:: Work to be completed ::
Search the data for the word "screenshot" and copy every line where it occurs.

>>>>

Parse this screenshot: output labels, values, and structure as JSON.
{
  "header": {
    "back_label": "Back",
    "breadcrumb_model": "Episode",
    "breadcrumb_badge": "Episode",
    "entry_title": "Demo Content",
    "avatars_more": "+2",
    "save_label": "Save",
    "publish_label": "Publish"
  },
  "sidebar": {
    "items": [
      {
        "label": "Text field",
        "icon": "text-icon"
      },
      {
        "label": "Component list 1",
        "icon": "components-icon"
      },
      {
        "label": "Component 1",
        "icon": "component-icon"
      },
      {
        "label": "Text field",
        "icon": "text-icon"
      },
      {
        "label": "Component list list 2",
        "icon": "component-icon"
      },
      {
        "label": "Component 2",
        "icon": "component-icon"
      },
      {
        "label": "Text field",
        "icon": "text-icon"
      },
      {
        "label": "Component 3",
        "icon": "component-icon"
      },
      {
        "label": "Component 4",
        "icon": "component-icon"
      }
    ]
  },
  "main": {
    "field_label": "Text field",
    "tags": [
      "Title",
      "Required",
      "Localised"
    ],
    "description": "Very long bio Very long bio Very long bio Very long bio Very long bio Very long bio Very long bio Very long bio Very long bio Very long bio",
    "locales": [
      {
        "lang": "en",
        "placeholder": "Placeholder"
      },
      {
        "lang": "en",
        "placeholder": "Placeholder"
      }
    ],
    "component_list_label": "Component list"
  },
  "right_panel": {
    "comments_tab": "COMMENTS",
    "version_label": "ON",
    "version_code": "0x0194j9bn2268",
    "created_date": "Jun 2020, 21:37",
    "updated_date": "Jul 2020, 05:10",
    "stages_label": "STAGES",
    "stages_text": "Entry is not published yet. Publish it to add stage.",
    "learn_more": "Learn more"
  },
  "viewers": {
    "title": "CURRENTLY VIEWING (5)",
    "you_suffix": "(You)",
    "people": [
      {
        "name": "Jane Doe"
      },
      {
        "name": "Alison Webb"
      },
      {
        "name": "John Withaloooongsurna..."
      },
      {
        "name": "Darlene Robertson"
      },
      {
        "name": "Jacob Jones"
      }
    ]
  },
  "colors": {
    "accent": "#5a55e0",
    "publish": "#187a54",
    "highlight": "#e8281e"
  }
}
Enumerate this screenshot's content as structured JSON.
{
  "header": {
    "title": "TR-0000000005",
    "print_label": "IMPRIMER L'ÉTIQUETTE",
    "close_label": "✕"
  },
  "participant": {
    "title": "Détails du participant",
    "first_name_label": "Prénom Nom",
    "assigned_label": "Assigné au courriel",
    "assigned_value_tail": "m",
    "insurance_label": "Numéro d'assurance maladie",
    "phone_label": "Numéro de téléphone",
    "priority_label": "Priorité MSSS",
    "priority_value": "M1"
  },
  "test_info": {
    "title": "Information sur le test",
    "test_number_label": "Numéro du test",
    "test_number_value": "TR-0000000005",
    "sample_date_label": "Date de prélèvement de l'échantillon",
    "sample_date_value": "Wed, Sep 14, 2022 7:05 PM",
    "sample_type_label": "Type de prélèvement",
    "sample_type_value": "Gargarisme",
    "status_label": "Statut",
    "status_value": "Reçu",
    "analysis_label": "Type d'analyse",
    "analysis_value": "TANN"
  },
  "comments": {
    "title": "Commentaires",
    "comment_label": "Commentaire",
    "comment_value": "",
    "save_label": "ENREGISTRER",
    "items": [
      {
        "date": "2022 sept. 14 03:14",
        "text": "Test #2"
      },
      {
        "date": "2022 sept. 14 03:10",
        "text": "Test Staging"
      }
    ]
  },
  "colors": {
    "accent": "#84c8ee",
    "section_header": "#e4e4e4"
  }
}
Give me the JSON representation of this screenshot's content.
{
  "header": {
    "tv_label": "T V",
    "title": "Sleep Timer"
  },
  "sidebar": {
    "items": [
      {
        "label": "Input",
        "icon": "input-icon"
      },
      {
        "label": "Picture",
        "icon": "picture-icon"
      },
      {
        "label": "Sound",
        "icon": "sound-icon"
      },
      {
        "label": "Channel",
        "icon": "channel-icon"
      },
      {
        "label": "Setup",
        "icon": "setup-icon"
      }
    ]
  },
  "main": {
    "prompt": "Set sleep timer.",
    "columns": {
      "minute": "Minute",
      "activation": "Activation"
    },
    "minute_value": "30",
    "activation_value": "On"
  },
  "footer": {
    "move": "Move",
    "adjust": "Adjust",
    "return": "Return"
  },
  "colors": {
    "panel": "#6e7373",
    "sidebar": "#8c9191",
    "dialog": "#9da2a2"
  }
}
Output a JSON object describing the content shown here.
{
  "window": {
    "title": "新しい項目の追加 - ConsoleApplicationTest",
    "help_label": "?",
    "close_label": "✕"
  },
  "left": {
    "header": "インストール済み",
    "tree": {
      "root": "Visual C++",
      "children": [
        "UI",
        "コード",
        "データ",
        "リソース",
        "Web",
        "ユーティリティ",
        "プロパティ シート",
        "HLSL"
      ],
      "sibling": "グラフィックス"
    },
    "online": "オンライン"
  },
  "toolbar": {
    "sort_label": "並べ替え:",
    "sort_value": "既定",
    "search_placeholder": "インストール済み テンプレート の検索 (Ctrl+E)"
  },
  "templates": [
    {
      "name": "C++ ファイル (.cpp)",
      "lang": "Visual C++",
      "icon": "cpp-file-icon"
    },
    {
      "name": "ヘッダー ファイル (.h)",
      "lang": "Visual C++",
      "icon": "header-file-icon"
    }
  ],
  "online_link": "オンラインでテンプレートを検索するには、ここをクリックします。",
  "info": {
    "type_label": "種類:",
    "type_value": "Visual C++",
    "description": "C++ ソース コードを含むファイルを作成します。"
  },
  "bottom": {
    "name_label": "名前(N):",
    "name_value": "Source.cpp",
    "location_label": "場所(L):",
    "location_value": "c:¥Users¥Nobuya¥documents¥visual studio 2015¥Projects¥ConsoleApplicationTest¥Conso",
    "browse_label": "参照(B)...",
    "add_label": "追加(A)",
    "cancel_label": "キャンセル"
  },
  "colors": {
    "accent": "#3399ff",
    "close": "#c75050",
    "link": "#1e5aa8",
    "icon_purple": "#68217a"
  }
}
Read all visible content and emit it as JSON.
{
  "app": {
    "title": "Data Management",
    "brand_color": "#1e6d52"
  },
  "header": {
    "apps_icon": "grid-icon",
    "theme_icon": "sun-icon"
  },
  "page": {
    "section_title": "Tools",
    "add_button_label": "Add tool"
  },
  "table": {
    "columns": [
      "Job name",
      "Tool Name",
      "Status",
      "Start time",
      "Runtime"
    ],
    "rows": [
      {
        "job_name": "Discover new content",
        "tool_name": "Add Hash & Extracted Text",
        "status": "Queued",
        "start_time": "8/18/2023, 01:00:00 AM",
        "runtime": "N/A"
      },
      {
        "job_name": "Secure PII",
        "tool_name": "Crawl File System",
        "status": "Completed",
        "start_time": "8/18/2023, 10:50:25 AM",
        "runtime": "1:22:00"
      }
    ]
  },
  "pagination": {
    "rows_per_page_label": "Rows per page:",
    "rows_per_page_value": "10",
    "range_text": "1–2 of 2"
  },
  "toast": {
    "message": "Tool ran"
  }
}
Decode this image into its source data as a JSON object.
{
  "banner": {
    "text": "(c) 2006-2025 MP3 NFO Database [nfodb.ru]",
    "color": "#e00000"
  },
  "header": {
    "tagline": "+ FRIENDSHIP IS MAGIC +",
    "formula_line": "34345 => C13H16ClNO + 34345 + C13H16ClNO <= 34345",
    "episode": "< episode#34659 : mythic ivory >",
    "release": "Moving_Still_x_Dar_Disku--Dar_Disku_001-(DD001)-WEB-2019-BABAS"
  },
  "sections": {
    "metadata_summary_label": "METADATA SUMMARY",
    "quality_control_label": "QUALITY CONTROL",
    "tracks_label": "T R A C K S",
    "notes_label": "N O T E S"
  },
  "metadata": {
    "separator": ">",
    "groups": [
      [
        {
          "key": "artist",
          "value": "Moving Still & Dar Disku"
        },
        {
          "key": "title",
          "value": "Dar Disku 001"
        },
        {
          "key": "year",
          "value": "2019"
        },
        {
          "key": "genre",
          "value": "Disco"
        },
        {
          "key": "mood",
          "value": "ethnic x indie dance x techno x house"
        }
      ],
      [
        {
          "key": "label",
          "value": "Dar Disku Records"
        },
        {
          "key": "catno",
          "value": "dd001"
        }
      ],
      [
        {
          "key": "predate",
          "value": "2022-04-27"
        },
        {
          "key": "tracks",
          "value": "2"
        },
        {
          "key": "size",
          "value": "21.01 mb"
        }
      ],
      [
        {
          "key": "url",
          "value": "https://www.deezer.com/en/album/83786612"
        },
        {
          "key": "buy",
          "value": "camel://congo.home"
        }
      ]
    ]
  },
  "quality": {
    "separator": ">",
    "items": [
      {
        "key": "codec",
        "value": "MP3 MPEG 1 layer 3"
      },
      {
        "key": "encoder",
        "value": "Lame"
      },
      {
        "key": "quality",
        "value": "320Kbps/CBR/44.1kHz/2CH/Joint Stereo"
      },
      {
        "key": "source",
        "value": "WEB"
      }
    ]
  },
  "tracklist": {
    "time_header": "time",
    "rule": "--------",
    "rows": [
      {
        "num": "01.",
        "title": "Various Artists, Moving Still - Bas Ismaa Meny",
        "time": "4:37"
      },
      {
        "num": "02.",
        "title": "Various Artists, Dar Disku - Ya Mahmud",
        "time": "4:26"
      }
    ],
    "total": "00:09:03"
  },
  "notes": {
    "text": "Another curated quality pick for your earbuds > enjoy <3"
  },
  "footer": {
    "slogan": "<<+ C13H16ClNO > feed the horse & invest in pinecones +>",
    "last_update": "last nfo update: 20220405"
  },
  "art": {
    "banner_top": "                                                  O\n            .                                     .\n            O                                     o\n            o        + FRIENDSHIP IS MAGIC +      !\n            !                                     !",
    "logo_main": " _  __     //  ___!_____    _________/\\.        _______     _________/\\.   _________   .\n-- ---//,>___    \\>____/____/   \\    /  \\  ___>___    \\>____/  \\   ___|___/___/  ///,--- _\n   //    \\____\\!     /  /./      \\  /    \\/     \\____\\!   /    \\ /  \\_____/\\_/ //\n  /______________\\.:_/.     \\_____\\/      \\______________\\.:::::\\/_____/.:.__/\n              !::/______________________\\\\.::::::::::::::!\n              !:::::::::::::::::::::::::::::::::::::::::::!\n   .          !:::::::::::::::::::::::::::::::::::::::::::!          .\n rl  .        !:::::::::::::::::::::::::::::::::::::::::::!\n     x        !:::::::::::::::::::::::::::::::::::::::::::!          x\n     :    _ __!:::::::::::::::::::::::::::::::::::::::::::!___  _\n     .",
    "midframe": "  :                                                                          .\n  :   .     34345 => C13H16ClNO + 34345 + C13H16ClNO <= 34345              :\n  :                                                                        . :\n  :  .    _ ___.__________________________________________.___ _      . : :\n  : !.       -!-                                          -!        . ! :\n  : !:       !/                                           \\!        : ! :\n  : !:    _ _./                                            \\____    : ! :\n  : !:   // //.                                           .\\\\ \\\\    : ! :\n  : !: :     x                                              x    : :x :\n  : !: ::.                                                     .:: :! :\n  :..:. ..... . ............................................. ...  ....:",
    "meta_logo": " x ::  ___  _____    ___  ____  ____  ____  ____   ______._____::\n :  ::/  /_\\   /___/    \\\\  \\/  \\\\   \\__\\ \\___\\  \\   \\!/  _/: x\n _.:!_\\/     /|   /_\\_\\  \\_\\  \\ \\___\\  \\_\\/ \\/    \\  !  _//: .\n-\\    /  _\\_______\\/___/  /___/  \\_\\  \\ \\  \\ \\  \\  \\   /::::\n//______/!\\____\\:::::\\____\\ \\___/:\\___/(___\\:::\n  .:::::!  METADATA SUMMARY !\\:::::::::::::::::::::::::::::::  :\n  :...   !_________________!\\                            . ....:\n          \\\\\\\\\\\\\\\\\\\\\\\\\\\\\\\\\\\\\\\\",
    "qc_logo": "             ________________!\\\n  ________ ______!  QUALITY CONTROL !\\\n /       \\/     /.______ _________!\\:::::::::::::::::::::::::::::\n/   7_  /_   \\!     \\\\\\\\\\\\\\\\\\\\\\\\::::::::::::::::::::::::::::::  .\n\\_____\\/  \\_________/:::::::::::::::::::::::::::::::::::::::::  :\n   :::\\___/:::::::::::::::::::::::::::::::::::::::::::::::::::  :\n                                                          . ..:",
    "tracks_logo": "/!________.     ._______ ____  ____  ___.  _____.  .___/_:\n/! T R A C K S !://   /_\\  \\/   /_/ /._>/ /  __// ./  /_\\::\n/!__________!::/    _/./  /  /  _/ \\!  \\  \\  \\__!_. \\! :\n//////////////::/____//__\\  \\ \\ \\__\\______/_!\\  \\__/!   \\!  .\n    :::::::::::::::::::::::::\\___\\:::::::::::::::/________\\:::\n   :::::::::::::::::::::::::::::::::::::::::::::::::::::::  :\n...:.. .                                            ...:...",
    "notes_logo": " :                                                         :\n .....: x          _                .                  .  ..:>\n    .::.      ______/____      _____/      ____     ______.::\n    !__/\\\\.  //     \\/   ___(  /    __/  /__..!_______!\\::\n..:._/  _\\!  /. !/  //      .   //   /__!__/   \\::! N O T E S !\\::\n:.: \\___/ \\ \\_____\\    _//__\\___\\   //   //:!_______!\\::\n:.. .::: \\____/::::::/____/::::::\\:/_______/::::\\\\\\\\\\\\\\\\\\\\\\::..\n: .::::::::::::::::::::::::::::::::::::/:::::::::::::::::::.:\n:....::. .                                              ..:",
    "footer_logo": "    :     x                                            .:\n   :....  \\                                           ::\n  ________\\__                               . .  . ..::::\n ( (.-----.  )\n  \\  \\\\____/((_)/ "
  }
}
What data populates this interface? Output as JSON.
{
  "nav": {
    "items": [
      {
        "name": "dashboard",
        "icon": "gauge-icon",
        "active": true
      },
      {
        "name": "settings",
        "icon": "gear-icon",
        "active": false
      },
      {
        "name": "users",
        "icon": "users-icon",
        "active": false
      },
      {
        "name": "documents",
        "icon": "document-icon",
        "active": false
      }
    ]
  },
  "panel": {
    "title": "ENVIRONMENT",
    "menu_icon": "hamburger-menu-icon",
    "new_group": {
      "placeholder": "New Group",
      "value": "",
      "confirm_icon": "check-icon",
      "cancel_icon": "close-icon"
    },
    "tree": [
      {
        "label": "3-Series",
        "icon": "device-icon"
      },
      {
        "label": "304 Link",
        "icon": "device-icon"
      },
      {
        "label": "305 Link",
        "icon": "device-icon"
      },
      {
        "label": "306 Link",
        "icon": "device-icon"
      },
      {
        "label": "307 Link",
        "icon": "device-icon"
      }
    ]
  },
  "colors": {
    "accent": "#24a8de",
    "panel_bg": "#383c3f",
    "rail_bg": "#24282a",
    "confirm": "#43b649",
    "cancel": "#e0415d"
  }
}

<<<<

:: Task solution ::
Parse this screenshot: output labels, values, and structure as JSON.
Enumerate this screenshot's content as structured JSON.
Give me the JSON representation of this screenshot's content.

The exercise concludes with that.